Associate Professor

Name

Contact Information

PHONE
OFFICE
LA 4237
E-MAIL
HOURS
T 8:30-9:30, R 11:00-12:00

Education

Ph.D., Temple University, 2011

Areas of Expertise

United States in the 19th century, African American history; history of slavery and anti-slavery

Biography

Andrew Diemer joined the history department in 2011. He earned his PhD from Temple University in the same year. He is author of The Politics of Black Citizenship: Free African Americans in the Mid-Atlantic Borderland, 1817-1863, published by the University of Georgia Press in 2016. He is currently working on a biography of the black abolitionist, William Still.

Selected Publications:

The Politics of Black Citizenship: Free African Americans in the Mid-Atlantic Borderland, 1817-1863 (University of Georgia Press, 2016).

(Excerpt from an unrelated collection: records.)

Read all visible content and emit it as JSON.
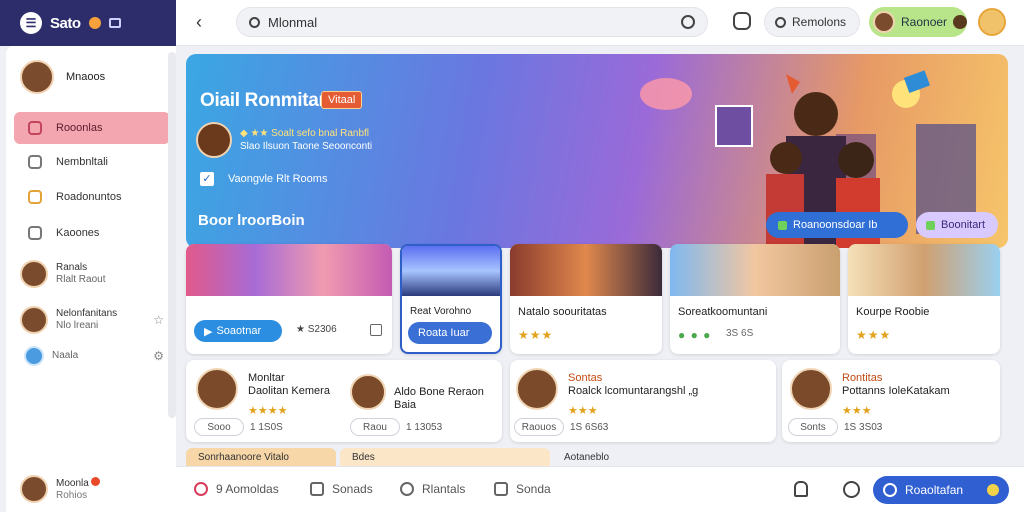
{
  "brand": {
    "name": "Sato"
  },
  "topbar": {
    "search_value": "Mlonmal",
    "search2_label": "Remolons",
    "user_label": "Raonoer"
  },
  "sidebar": {
    "profile_name": "Mnaoos",
    "items": [
      {
        "label": "Rooonlas"
      },
      {
        "label": "Nembnltali"
      },
      {
        "label": "Roadonuntos"
      },
      {
        "label": "Kaoones"
      }
    ],
    "people": [
      {
        "name": "Ranals",
        "sub": "Rlalt Raout"
      },
      {
        "name": "Nelonfanitans",
        "sub": "Nlo lreani"
      },
      {
        "name": "Naala",
        "sub": ""
      }
    ],
    "footer_name": "Moonla",
    "footer_sub": "Rohios"
  },
  "hero": {
    "title": "Oiail Ronmitan",
    "badge": "Vitaal",
    "person_line1": "◆ ★★ Soalt sefo bnal Ranbfl",
    "person_line2": "Slao Ilsuon Taone Seoonconti",
    "check_label": "Vaongvle Rlt Rooms",
    "section": "Boor lroorBoin",
    "btn1": "Roanoonsdoar Ib",
    "btn2": "Boonitart"
  },
  "media_cards": [
    {
      "btn": "Soaotnar",
      "count": "★ S2306"
    },
    {
      "title": "Reat Vorohno",
      "btn": "Roata Iuar"
    },
    {
      "title": "Natalo soouritatas",
      "stars": "★★★"
    },
    {
      "title": "Soreatkoomuntani",
      "meta": "3S 6S"
    },
    {
      "title": "Kourpe Roobie",
      "stars": "★★★"
    }
  ],
  "people_cards": [
    {
      "name": "Monltar",
      "sub": "Daolitan Kemera",
      "stars": "★★★★",
      "pill": "Sooo",
      "count": "1 1S0S"
    },
    {
      "name": "Aldo Bone Reraon",
      "sub": "Baia",
      "count": "1 13053",
      "pill": "Raou"
    },
    {
      "name": "Sontas",
      "sub": "Roalck lcomuntarangshl „g",
      "stars": "★★★",
      "pill": "Raouos",
      "count": "1S 6S63"
    },
    {
      "name": "Rontitas",
      "sub": "Pottanns IoleKatakam",
      "stars": "★★★",
      "pill": "Sonts",
      "count": "1S 3S03"
    }
  ],
  "strips": [
    "Sonrhaanoore Vitalo",
    "Bdes",
    "Aotaneblo"
  ],
  "bottombar": {
    "items": [
      "9 Aomoldas",
      "Sonads",
      "Rlantals",
      "Sonda"
    ],
    "cta": "Roaoltafan"
  },
  "colors": {
    "accent": "#2f5fd0",
    "active_nav": "#f4a6b0",
    "brand_bg": "#2c2d6a"
  }
}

“’Agitation, tumult, violence will not cease’: Black Politics and the Compromise of 1850,” Emancipations, Reconstructions, and Revolutions: African American Politics and U.S. History from the First to the Second Civil War, eds. Van Gosse and David Waldstreicher (University of Pennsylvania Press, forthcoming)
“‘A Desire to Better their Condition’: European Immigration, African Colonization, and the Lure of Consensual Emancipation,” in Reconsiderations and Redirections in the Study of African Colonization, eds. Beverly C. Tomek and Matthew J. Hetrick (University of Florida Press, 2017)
“The Quaker and the Colonist: Moses Sheppard, Samuel F. McGill and Transatlantic
Antislavery Across the Color Line,” in Quakers and Abolition, eds. Brycchan Carey and Geoffrey Plank (University of Illinois Press, 2014).
“Reconstructing Philadelphia: African Americans and Politics in the Post-Civil War North,” Pennsylvania Magazine of History and Biography (January 2009), 29-58.

Recent Book Reviews:

Book Review, Carrie Hyde, Civic Longing: The Speculative Origins of U.S. Citizenship. American Historical Review (June 2019), 1117-1118

Book Review, David E. Goldberg, The Retreats of Reconstruction: Race, Leisure, and the Politics of Segregation at the New Jersey Shore, 1865-1920. Journal of the Civil War Era (March 2018), 156-158

Book Review, Hendrik Hartog, The Trouble with Minna: A Case of Slavery and Emancipation in the Antebellum North. Civil War Book Review (Summer 2018)

Recent Lectures and Presentations

“William Still’s Dilemma: African American Partisanship in the Twilight of Reconstruction,” Political History Symposium, University of Virginia, April 20, 2018

“‘Agitation, tumult, violence will not cease’: Black Politics and the Compromise of 1850,”Emancipations, Reconstructions, Revolutions and Civil Wars: African American Politics and U.S. History in the Long 19th Century, New York, NY and Philadelphia,PA, Feb. 10-11, 2017

Commentator, “Microhistories of Racial Formation in the Antebellum North,” – 2016 Society for Historians of the Early American Republic, Annual Meeting, New Haven, Connecticut, July 21-24, 2016

COURSES TAUGHT
 FALL 2019
HIST 145 History of the United States to the Civil War
HIST 375 The City in American History
TSEM 102 Towson Seminar